* _TASK REQUIREMENTS_
Please give the data below again in full, exactly as it stands.

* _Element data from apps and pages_
___

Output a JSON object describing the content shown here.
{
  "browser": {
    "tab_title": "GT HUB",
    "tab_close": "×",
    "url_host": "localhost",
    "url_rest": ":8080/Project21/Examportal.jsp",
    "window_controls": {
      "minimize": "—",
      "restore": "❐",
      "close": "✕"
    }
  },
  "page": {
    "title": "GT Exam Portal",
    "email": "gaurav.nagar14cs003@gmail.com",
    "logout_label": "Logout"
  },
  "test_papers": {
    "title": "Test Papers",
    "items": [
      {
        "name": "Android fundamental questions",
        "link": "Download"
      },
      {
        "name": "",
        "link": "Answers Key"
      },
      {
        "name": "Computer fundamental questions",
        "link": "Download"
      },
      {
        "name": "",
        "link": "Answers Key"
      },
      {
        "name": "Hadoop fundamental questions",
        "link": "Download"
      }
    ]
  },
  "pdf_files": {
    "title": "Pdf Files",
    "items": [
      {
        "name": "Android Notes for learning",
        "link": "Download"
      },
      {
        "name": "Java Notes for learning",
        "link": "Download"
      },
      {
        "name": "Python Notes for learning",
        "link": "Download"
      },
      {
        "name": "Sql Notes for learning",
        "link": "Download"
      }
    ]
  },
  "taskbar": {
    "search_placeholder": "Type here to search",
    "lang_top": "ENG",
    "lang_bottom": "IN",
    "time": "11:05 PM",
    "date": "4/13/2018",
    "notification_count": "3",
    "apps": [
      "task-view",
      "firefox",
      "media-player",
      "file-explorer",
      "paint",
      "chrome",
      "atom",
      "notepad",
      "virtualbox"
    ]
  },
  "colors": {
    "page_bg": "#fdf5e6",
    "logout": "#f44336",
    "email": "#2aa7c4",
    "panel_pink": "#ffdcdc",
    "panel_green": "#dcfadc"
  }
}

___

* _RESPONSE TO THIS TASK_
Output a JSON object describing the content shown here.
{
  "browser": {
    "tab_title": "GT HUB",
    "tab_close": "×",
    "url_host": "localhost",
    "url_rest": ":8080/Project21/Examportal.jsp",
    "window_controls": {
      "minimize": "—",
      "restore": "❐",
      "close": "✕"
    }
  },
  "page": {
    "title": "GT Exam Portal",
    "email": "gaurav.nagar14cs003@gmail.com",
    "logout_label": "Logout"
  },
  "test_papers": {
    "title": "Test Papers",
    "items": [
      {
        "name": "Android fundamental questions",
        "link": "Download"
      },
      {
        "name": "",
        "link": "Answers Key"
      },
      {
        "name": "Computer fundamental questions",
        "link": "Download"
      },
      {
        "name": "",
        "link": "Answers Key"
      },
      {
        "name": "Hadoop fundamental questions",
        "link": "Download"
      }
    ]
  },
  "pdf_files": {
    "title": "Pdf Files",
    "items": [
      {
        "name": "Android Notes for learning",
        "link": "Download"
      },
      {
        "name": "Java Notes for learning",
        "link": "Download"
      },
      {
        "name": "Python Notes for learning",
        "link": "Download"
      },
      {
        "name": "Sql Notes for learning",
        "link": "Download"
      }
    ]
  },
  "taskbar": {
    "search_placeholder": "Type here to search",
    "lang_top": "ENG",
    "lang_bottom": "IN",
    "time": "11:05 PM",
    "date": "4/13/2018",
    "notification_count": "3",
    "apps": [
      "task-view",
      "firefox",
      "media-player",
      "file-explorer",
      "paint",
      "chrome",
      "atom",
      "notepad",
      "virtualbox"
    ]
  },
  "colors": {
    "page_bg": "#fdf5e6",
    "logout": "#f44336",
    "email": "#2aa7c4",
    "panel_pink": "#ffdcdc",
    "panel_green": "#dcfadc"
  }
}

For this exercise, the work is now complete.